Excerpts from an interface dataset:
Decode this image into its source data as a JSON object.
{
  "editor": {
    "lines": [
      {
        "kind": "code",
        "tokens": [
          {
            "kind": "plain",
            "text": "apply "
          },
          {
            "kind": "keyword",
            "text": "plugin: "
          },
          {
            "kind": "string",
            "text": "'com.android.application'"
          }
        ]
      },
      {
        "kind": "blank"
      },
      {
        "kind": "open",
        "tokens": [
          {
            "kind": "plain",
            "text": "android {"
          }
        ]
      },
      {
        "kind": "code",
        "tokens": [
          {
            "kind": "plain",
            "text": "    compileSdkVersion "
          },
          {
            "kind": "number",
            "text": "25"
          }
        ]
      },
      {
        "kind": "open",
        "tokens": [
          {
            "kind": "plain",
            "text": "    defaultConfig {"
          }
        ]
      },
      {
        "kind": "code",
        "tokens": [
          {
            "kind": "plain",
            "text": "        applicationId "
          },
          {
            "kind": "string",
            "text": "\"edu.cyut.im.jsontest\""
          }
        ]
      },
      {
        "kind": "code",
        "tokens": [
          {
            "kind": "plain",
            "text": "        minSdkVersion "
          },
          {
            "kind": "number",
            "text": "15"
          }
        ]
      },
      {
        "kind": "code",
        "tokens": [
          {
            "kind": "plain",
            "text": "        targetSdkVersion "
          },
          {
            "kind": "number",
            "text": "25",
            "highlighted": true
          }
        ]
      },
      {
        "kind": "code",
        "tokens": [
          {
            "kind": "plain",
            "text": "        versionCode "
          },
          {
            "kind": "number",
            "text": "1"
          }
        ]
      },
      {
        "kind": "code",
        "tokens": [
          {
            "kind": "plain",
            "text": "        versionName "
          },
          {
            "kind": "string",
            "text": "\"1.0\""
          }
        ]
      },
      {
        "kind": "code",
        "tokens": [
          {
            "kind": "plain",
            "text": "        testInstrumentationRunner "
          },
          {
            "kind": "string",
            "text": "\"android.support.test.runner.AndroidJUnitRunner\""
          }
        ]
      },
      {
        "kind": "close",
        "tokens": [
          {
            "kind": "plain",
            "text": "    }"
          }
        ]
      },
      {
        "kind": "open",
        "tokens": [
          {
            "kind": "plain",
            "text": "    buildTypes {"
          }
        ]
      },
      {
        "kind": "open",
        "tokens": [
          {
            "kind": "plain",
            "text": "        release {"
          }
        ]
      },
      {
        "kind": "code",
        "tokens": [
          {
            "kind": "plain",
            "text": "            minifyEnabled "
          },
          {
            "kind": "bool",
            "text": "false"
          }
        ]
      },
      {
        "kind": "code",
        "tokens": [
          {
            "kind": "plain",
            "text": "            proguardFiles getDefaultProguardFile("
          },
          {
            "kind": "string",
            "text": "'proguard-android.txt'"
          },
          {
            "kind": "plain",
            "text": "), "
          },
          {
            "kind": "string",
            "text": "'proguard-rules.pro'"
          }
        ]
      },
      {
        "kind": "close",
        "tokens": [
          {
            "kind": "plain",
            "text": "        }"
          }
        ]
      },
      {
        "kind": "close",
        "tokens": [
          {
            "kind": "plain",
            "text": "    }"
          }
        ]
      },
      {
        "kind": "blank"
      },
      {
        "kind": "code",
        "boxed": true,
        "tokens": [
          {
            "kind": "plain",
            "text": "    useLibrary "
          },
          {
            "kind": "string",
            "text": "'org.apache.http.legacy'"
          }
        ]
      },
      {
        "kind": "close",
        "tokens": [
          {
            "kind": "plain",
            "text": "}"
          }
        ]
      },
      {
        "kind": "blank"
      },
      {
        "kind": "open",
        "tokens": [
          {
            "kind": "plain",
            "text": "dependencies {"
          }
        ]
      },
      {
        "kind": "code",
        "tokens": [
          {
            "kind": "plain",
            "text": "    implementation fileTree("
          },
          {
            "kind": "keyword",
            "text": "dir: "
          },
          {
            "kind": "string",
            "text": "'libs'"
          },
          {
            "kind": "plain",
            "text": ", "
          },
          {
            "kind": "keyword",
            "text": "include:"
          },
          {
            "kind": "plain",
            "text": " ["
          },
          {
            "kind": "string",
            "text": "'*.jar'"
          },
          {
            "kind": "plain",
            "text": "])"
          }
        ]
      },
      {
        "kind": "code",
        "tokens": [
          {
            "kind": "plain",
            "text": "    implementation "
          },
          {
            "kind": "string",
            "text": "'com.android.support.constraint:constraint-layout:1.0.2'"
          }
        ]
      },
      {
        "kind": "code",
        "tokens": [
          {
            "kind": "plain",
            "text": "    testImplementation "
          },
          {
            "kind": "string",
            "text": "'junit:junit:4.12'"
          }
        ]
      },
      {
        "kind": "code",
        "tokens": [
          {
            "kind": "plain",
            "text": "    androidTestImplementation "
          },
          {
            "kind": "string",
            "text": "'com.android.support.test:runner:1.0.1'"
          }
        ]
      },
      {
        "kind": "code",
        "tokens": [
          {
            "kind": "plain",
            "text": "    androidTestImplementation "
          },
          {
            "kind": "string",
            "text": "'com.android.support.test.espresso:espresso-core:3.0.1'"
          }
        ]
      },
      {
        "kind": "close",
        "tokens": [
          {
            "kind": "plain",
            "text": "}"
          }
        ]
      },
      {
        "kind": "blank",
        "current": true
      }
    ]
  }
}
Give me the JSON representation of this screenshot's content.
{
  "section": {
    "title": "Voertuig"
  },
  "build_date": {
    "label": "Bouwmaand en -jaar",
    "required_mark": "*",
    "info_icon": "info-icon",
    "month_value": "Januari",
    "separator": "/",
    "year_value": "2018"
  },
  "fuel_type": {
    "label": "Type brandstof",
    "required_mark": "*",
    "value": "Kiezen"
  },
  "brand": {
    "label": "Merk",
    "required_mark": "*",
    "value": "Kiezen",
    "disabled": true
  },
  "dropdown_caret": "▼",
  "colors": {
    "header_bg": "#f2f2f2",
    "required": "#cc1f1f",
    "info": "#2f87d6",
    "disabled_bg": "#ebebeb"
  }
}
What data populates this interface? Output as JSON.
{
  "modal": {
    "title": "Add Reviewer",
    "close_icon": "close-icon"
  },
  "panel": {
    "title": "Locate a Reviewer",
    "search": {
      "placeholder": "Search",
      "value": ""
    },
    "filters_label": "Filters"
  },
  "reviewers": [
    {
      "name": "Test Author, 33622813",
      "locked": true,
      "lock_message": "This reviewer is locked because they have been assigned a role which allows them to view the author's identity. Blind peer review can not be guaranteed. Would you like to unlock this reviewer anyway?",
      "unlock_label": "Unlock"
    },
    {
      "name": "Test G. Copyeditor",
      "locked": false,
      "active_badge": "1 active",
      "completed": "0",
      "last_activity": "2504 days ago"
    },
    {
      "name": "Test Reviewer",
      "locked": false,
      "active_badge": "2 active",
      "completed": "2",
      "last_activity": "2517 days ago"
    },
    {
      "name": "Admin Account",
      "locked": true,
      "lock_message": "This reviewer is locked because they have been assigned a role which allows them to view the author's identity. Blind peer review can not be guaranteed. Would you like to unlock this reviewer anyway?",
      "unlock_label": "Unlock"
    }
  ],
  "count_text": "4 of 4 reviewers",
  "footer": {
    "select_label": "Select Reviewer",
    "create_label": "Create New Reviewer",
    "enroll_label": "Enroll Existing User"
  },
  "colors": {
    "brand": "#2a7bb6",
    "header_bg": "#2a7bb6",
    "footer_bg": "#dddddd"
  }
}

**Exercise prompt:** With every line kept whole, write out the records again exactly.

**Written response:**
Decode this image into its source data as a JSON object.
{
  "editor": {
    "lines": [
      {
        "kind": "code",
        "tokens": [
          {
            "kind": "plain",
            "text": "apply "
          },
          {
            "kind": "keyword",
            "text": "plugin: "
          },
          {
            "kind": "string",
            "text": "'com.android.application'"
          }
        ]
      },
      {
        "kind": "blank"
      },
      {
        "kind": "open",
        "tokens": [
          {
            "kind": "plain",
            "text": "android {"
          }
        ]
      },
      {
        "kind": "code",
        "tokens": [
          {
            "kind": "plain",
            "text": "    compileSdkVersion "
          },
          {
            "kind": "number",
            "text": "25"
          }
        ]
      },
      {
        "kind": "open",
        "tokens": [
          {
            "kind": "plain",
            "text": "    defaultConfig {"
          }
        ]
      },
      {
        "kind": "code",
        "tokens": [
          {
            "kind": "plain",
            "text": "        applicationId "
          },
          {
            "kind": "string",
            "text": "\"edu.cyut.im.jsontest\""
          }
        ]
      },
      {
        "kind": "code",
        "tokens": [
          {
            "kind": "plain",
            "text": "        minSdkVersion "
          },
          {
            "kind": "number",
            "text": "15"
          }
        ]
      },
      {
        "kind": "code",
        "tokens": [
          {
            "kind": "plain",
            "text": "        targetSdkVersion "
          },
          {
            "kind": "number",
            "text": "25",
            "highlighted": true
          }
        ]
      },
      {
        "kind": "code",
        "tokens": [
          {
            "kind": "plain",
            "text": "        versionCode "
          },
          {
            "kind": "number",
            "text": "1"
          }
        ]
      },
      {
        "kind": "code",
        "tokens": [
          {
            "kind": "plain",
            "text": "        versionName "
          },
          {
            "kind": "string",
            "text": "\"1.0\""
          }
        ]
      },
      {
        "kind": "code",
        "tokens": [
          {
            "kind": "plain",
            "text": "        testInstrumentationRunner "
          },
          {
            "kind": "string",
            "text": "\"android.support.test.runner.AndroidJUnitRunner\""
          }
        ]
      },
      {
        "kind": "close",
        "tokens": [
          {
            "kind": "plain",
            "text": "    }"
          }
        ]
      },
      {
        "kind": "open",
        "tokens": [
          {
            "kind": "plain",
            "text": "    buildTypes {"
          }
        ]
      },
      {
        "kind": "open",
        "tokens": [
          {
            "kind": "plain",
            "text": "        release {"
          }
        ]
      },
      {
        "kind": "code",
        "tokens": [
          {
            "kind": "plain",
            "text": "            minifyEnabled "
          },
          {
            "kind": "bool",
            "text": "false"
          }
        ]
      },
      {
        "kind": "code",
        "tokens": [
          {
            "kind": "plain",
            "text": "            proguardFiles getDefaultProguardFile("
          },
          {
            "kind": "string",
            "text": "'proguard-android.txt'"
          },
          {
            "kind": "plain",
            "text": "), "
          },
          {
            "kind": "string",
            "text": "'proguard-rules.pro'"
          }
        ]
      },
      {
        "kind": "close",
        "tokens": [
          {
            "kind": "plain",
            "text": "        }"
          }
        ]
      },
      {
        "kind": "close",
        "tokens": [
          {
            "kind": "plain",
            "text": "    }"
          }
        ]
      },
      {
        "kind": "blank"
      },
      {
        "kind": "code",
        "boxed": true,
        "tokens": [
          {
            "kind": "plain",
            "text": "    useLibrary "
          },
          {
            "kind": "string",
            "text": "'org.apache.http.legacy'"
          }
        ]
      },
      {
        "kind": "close",
        "tokens": [
          {
            "kind": "plain",
            "text": "}"
          }
        ]
      },
      {
        "kind": "blank"
      },
      {
        "kind": "open",
        "tokens": [
          {
            "kind": "plain",
            "text": "dependencies {"
          }
        ]
      },
      {
        "kind": "code",
        "tokens": [
          {
            "kind": "plain",
            "text": "    implementation fileTree("
          },
          {
            "kind": "keyword",
            "text": "dir: "
          },
          {
            "kind": "string",
            "text": "'libs'"
          },
          {
            "kind": "plain",
            "text": ", "
          },
          {
            "kind": "keyword",
            "text": "include:"
          },
          {
            "kind": "plain",
            "text": " ["
          },
          {
            "kind": "string",
            "text": "'*.jar'"
          },
          {
            "kind": "plain",
            "text": "])"
          }
        ]
      },
      {
        "kind": "code",
        "tokens": [
          {
            "kind": "plain",
            "text": "    implementation "
          },
          {
            "kind": "string",
            "text": "'com.android.support.constraint:constraint-layout:1.0.2'"
          }
        ]
      },
      {
        "kind": "code",
        "tokens": [
          {
            "kind": "plain",
            "text": "    testImplementation "
          },
          {
            "kind": "string",
            "text": "'junit:junit:4.12'"
          }
        ]
      },
      {
        "kind": "code",
        "tokens": [
          {
            "kind": "plain",
            "text": "    androidTestImplementation "
          },
          {
            "kind": "string",
            "text": "'com.android.support.test:runner:1.0.1'"
          }
        ]
      },
      {
        "kind": "code",
        "tokens": [
          {
            "kind": "plain",
            "text": "    androidTestImplementation "
          },
          {
            "kind": "string",
            "text": "'com.android.support.test.espresso:espresso-core:3.0.1'"
          }
        ]
      },
      {
        "kind": "close",
        "tokens": [
          {
            "kind": "plain",
            "text": "}"
          }
        ]
      },
      {
        "kind": "blank",
        "current": true
      }
    ]
  }
}
Give me the JSON representation of this screenshot's content.
{
  "section": {
    "title": "Voertuig"
  },
  "build_date": {
    "label": "Bouwmaand en -jaar",
    "required_mark": "*",
    "info_icon": "info-icon",
    "month_value": "Januari",
    "separator": "/",
    "year_value": "2018"
  },
  "fuel_type": {
    "label": "Type brandstof",
    "required_mark": "*",
    "value": "Kiezen"
  },
  "brand": {
    "label": "Merk",
    "required_mark": "*",
    "value": "Kiezen",
    "disabled": true
  },
  "dropdown_caret": "▼",
  "colors": {
    "header_bg": "#f2f2f2",
    "required": "#cc1f1f",
    "info": "#2f87d6",
    "disabled_bg": "#ebebeb"
  }
}
What data populates this interface? Output as JSON.
{
  "modal": {
    "title": "Add Reviewer",
    "close_icon": "close-icon"
  },
  "panel": {
    "title": "Locate a Reviewer",
    "search": {
      "placeholder": "Search",
      "value": ""
    },
    "filters_label": "Filters"
  },
  "reviewers": [
    {
      "name": "Test Author, 33622813",
      "locked": true,
      "lock_message": "This reviewer is locked because they have been assigned a role which allows them to view the author's identity. Blind peer review can not be guaranteed. Would you like to unlock this reviewer anyway?",
      "unlock_label": "Unlock"
    },
    {
      "name": "Test G. Copyeditor",
      "locked": false,
      "active_badge": "1 active",
      "completed": "0",
      "last_activity": "2504 days ago"
    },
    {
      "name": "Test Reviewer",
      "locked": false,
      "active_badge": "2 active",
      "completed": "2",
      "last_activity": "2517 days ago"
    },
    {
      "name": "Admin Account",
      "locked": true,
      "lock_message": "This reviewer is locked because they have been assigned a role which allows them to view the author's identity. Blind peer review can not be guaranteed. Would you like to unlock this reviewer anyway?",
      "unlock_label": "Unlock"
    }
  ],
  "count_text": "4 of 4 reviewers",
  "footer": {
    "select_label": "Select Reviewer",
    "create_label": "Create New Reviewer",
    "enroll_label": "Enroll Existing User"
  },
  "colors": {
    "brand": "#2a7bb6",
    "header_bg": "#2a7bb6",
    "footer_bg": "#dddddd"
  }
}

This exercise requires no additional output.